Data-driven fault diagnosis of power transformers using dissolved gas analysis (DGA)

Arian Dhini, Akhmad Faqih, Benyamin Kusumoputro, Isti Surjandari, Andrew Kusiak

Research output: Contribution to journalArticlepeer-review

22 Citations (Scopus)

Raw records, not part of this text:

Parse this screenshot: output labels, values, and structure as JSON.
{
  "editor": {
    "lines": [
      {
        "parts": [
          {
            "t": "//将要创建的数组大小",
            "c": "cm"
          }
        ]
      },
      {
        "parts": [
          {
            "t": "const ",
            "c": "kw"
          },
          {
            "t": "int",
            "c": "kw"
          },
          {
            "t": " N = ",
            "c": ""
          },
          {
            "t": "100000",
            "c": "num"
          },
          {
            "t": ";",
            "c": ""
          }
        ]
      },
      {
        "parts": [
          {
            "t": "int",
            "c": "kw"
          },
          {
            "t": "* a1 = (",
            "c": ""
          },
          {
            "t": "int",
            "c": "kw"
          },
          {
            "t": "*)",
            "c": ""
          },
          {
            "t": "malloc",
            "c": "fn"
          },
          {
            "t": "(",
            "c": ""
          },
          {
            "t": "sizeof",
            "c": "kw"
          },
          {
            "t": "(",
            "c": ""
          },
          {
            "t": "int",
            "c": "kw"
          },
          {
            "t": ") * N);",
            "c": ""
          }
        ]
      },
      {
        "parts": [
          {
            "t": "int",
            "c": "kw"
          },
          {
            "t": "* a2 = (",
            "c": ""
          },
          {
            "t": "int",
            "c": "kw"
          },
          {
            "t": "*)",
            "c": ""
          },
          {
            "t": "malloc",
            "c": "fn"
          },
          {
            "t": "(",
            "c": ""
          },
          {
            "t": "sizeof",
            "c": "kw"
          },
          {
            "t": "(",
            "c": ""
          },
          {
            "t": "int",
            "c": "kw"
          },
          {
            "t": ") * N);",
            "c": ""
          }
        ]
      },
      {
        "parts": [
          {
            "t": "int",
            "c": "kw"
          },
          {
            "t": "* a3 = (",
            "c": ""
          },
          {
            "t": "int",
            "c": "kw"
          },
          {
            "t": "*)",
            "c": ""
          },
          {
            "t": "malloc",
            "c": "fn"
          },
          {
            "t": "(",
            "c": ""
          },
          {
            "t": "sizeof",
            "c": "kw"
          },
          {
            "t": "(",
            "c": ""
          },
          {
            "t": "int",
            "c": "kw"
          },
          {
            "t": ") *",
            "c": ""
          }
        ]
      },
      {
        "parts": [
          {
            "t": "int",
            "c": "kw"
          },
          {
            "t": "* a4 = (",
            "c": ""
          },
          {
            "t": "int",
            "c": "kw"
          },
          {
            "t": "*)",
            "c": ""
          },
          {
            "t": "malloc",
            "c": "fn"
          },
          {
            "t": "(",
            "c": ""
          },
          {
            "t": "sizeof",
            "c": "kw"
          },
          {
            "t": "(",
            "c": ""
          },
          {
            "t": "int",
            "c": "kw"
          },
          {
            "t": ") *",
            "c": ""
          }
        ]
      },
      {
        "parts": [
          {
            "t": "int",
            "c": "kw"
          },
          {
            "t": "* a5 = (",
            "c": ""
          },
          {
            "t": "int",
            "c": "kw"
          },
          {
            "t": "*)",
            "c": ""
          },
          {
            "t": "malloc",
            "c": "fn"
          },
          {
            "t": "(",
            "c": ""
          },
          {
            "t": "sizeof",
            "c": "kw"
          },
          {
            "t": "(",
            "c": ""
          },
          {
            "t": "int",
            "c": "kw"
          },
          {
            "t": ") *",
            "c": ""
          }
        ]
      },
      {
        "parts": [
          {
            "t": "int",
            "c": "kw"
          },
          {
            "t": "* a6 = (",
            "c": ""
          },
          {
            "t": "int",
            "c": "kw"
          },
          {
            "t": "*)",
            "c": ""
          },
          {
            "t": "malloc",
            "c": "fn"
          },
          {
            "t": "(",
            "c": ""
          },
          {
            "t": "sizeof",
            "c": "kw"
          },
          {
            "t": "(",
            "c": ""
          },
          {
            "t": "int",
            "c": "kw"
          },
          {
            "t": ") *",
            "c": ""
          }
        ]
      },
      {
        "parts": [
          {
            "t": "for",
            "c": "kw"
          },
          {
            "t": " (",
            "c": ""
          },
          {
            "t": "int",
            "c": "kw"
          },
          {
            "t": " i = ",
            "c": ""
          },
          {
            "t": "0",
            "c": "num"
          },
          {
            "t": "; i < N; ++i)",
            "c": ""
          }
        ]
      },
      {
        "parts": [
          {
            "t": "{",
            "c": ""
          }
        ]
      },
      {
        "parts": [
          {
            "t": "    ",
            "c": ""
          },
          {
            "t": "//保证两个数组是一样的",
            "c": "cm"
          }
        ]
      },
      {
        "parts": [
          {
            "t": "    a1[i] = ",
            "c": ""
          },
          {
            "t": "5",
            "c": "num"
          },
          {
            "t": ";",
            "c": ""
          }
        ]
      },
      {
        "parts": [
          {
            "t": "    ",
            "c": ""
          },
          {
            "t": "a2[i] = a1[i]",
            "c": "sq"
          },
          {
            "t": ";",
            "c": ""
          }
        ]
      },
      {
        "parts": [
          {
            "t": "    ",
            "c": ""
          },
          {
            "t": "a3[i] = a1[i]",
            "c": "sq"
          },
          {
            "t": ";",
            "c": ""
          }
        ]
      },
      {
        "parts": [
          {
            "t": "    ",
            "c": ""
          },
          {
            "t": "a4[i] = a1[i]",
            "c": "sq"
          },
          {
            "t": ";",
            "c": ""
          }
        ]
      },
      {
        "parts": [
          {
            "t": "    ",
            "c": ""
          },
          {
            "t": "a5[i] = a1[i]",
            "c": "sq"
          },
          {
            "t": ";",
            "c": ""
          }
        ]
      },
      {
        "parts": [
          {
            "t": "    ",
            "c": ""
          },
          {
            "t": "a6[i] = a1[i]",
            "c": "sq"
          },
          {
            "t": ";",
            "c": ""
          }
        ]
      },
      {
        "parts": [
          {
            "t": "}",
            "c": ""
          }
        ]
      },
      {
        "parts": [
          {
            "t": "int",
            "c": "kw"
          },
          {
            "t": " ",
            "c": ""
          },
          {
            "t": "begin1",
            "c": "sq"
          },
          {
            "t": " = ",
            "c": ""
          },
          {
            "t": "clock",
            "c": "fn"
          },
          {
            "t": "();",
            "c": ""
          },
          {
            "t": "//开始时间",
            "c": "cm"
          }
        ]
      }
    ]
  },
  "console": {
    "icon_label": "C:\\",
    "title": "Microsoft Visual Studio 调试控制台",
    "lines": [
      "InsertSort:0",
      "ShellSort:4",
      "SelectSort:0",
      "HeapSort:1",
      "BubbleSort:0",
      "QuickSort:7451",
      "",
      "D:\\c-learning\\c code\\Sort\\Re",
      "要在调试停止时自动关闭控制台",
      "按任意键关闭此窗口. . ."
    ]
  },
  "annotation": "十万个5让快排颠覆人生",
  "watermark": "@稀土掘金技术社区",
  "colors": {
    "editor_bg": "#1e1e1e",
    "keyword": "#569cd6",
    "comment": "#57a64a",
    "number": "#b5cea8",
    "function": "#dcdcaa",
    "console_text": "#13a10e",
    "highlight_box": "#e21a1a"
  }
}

A power transformer is a critical piece of equipment in a power plant for distributing electricity, and it experiences thermal and electrical stresses during operation. Dissolved gas analysis (DGA) remains one of the most effective techniques to monitor the health of oil-filled transformers. Some traditional approaches for interpreting DGAs have been introduced. Occasionally, such approaches leave the state of the transformer uncategorized. This study proposed data-driven approaches for a fault diagnosis system based on DGA data using support vector machine (SVM). SVM is known for its robustness, good generalization capability, and unique global optimum solutions, particularly when data is limited. Backpropagation neural networks (BPNN) and extreme learning machine-radial basis function (ELM-RBF), a recent Neural Networks (NN)-based method with extremely fast computation time, were compared to SVM. An advanced technique to overcome the imbalanced data and synthetic minority oversampling technique (SMOTE) was proposed to investigate the effect on classifier performance. The model was trained and tested using IEC TC 10 databases and transformer DGA monitoring data of a thermal power plant in Jakarta. The results indicated that SVM displayed the best performance compared to ELM-RBF and BPNN. It demonstrated extremely high accuracy, while still maintaining fast computation time for all stages in the proposed multistage fault diagnosis system.

Original languageEnglish
Pages (from-to)388-399
Number of pages12
JournalInternational Journal of Technology
Issue number2
Publication statusPublished - 1 Jan 2020


  • Condition monitoring
  • Dissolved gas analysis
  • Fault diagnosis
  • Support vector machine
  • Transformer


Dive into the research topics of 'Data-driven fault diagnosis of power transformers using dissolved gas analysis (DGA)'. Together they form a unique fingerprint.

Cite this